In November 2015, I delivered a talk to Georgia Tech's Center for 21st Century Universities (C21U) titled, "The Unexpected Pedagogical Benefits of Making Higher Education Accessible". The talk traces through some of the efforts initially intended to make the Georgia Tech OMSCS program more accessible, and how it is exactly those efforts that led to an improved educational experience for the students. This talk is also the basis for an upcoming paper at Learning @ Scale.
For CS6460: Educational Technology, I've filmed a series of interviews with professionals in EdTech. At present these professionals primarily come from Udacity, but more will be added in the coming months. The individuals interviewed for the course include Sebastian Thrun on Online Education (also on the left), Stuart Frye on the business of educational technology, Kathleen Mullaney on Gender, Technology, and Education, and Cameron Pittman on game- and simulation-based learning.
|On September 24th, 2015, I delivered a talk to the GVU Brown Bag officially titled, "Impact of Students in the OMSCS", and unofficially titled, "The OMSCS program attracts amazing students and empowers them to do amazing things." In the talk, I discuss the how the flexibility and accessibility of the OMSCS program have allowed it to attract incredible students; how the structure of the program gives those students great control over the classes; and how those two factors together have led to amazing results.|
|In Fall 2015, I launched my own OMSCS course, CS6460: Educational Technology. The class is made possible by the incredible work we've seen OMSCS students produce in the past, and the desire to give them the opportunity to pursue their ideas and contribute their work to the field. Rather than lectures, it is comprised of a library of course materials for students to navigate in their own way, culminating in an ambitious project proposal and, ultimately, a deliverable contribution to the EdTech community.|
On December 4th, 2014, Prof. Ashok Goel and I delivered a talk to the GVU Brown Bag. The talk, titled "Putting Online Learning and Learning Sciences Together", covered our experience with bringing a learning science perspective to the online course development. We focus on a number of design principles surrounding online learning, and especially on the unique opportunities of the medium. To view the talk in its entirety, please visit talk's page on the GVU Brown Bag Archive, or watch the talk on YouTube on the left.
On August 19th, 2014, Ashok Goel and I launched CS7637: Knowledge-Based AI: Cognitive Systems as part of the Georgia Tech Online Master's in Computer Science. To the left is the first video in the course, where we introduce ourselves and our course to the students in the class. To date, the course has been offered four times: co-instructed by us both in Fall 2014 and Spring 2015, by myself alone in Summer 2015, and by Ashok alone in Fall 2015. The course is publicly available free at Udacity.

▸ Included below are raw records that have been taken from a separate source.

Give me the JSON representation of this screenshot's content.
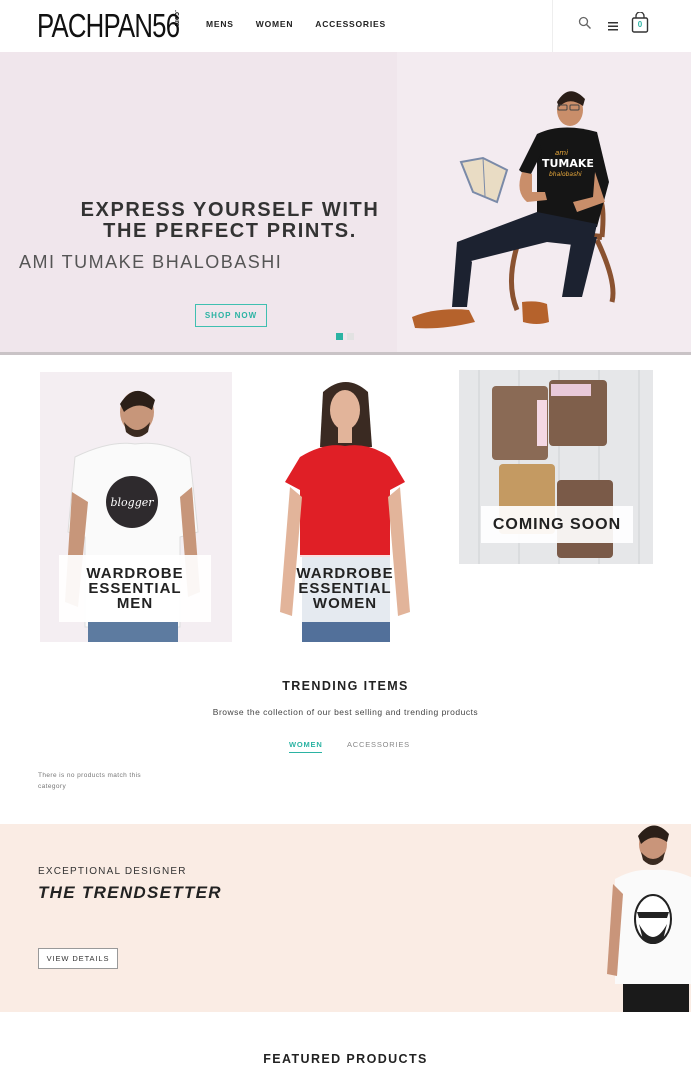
{
  "header": {
    "logo": "PACHPAN56",
    "logo_suffix": ".com",
    "nav": [
      "MENS",
      "WOMEN",
      "ACCESSORIES"
    ],
    "cart_count": "0",
    "icons": [
      "search-icon",
      "menu-icon",
      "bag-icon"
    ]
  },
  "hero": {
    "title_line1": "EXPRESS YOURSELF WITH",
    "title_line2": "THE PERFECT PRINTS.",
    "subtitle": "AMI TUMAKE BHALOBASHI",
    "button": "SHOP NOW",
    "shirt_print_line1": "ami",
    "shirt_print_line2": "TUMAKE",
    "shirt_print_line3": "bhalobashi",
    "slides": 2,
    "active_slide": 1
  },
  "categories": [
    {
      "line1": "WARDROBE",
      "line2": "ESSENTIAL",
      "line3": "MEN",
      "shirt_print": "blogger"
    },
    {
      "line1": "WARDROBE",
      "line2": "ESSENTIAL",
      "line3": "WOMEN"
    },
    {
      "label": "COMING SOON"
    }
  ],
  "trending": {
    "title": "TRENDING ITEMS",
    "subtitle": "Browse the collection of our best selling and trending products",
    "tabs": [
      "WOMEN",
      "ACCESSORIES"
    ],
    "active_tab": "WOMEN",
    "empty_message": "There is no products match this category"
  },
  "trendsetter": {
    "kicker": "EXCEPTIONAL DESIGNER",
    "title": "THE TRENDSETTER",
    "button": "VIEW DETAILS"
  },
  "featured": {
    "title": "FEATURED PRODUCTS"
  },
  "colors": {
    "accent": "#2bb3a3",
    "hero_bg": "#f0e6ec",
    "trendsetter_bg": "#faece4"
  }
}
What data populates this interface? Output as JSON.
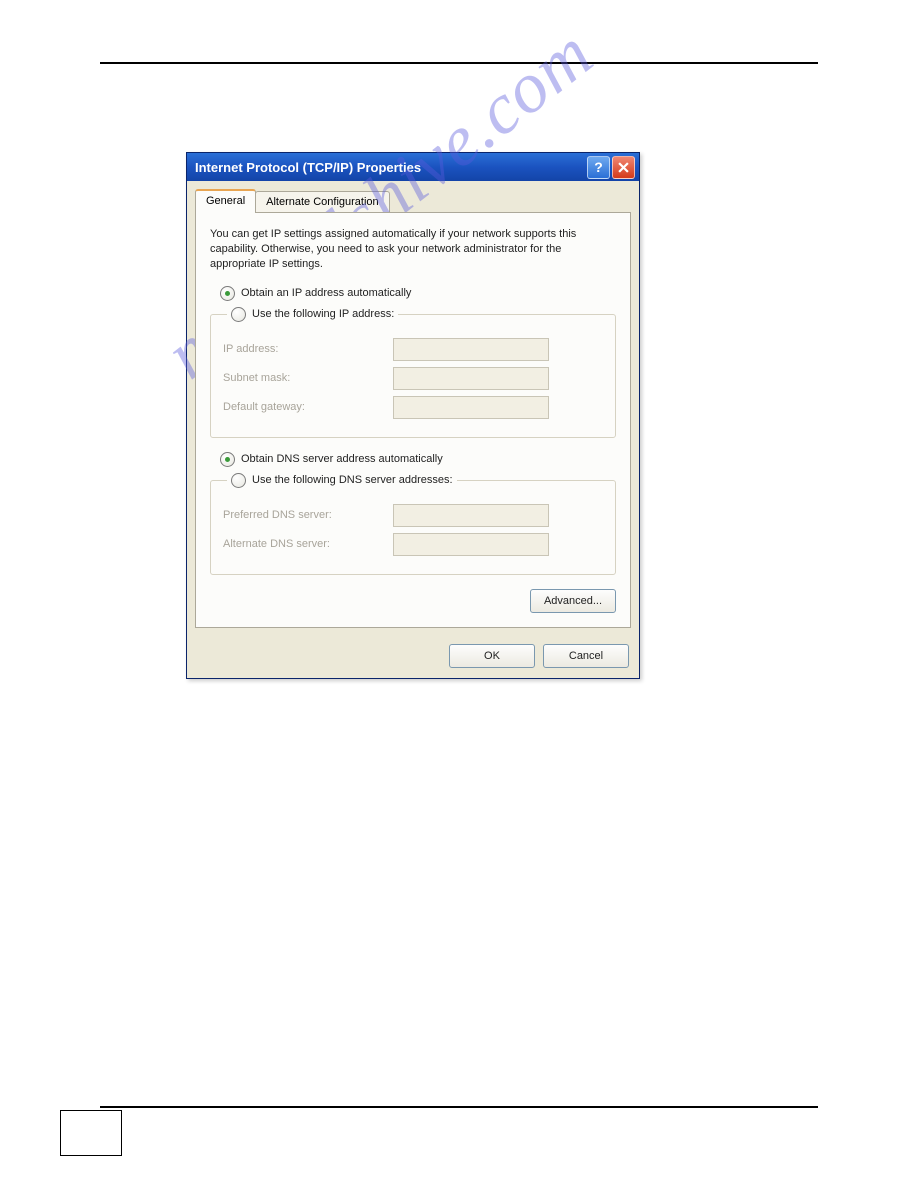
{
  "dialog": {
    "title": "Internet Protocol (TCP/IP) Properties",
    "tabs": [
      {
        "label": "General",
        "active": true
      },
      {
        "label": "Alternate Configuration",
        "active": false
      }
    ],
    "intro": "You can get IP settings assigned automatically if your network supports this capability. Otherwise, you need to ask your network administrator for the appropriate IP settings.",
    "ip_section": {
      "auto_label": "Obtain an IP address automatically",
      "manual_label": "Use the following IP address:",
      "selected": "auto",
      "fields": {
        "ip_address_label": "IP address:",
        "subnet_mask_label": "Subnet mask:",
        "default_gateway_label": "Default gateway:",
        "ip_address_value": "",
        "subnet_mask_value": "",
        "default_gateway_value": ""
      }
    },
    "dns_section": {
      "auto_label": "Obtain DNS server address automatically",
      "manual_label": "Use the following DNS server addresses:",
      "selected": "auto",
      "fields": {
        "preferred_label": "Preferred DNS server:",
        "alternate_label": "Alternate DNS server:",
        "preferred_value": "",
        "alternate_value": ""
      }
    },
    "advanced_label": "Advanced...",
    "ok_label": "OK",
    "cancel_label": "Cancel"
  },
  "watermark": "manualshive.com"
}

- Ph.D. in Human-Centered Computing ♦ Georgia Tech ♦ Specialized in Learning Sciences & Technology ♦ Thesis titled "Metacognitive Tutoring for Inquiry-Driven Modeling" ♦ 2009-2015
- M.S. in Human-Computer Interaction ♦ Georgia Tech ♦ Specialized in Learning Sciences & Computing Education ♦ 2008 - 2009
- B.S. in Computer Science with High Honor ♦ Georgia Tech ♦ Certificate in Social & Personality Psychology ♦ Specializing in People & Media ♦ 2005 - 2008
If parents want to give their children a gift, the best thing they can do is to teach their children to love challenges, be intrigued by mistakes, enjoy effort, and keep on learning. –Carol Dweck, Mindset: The New Psychology of Success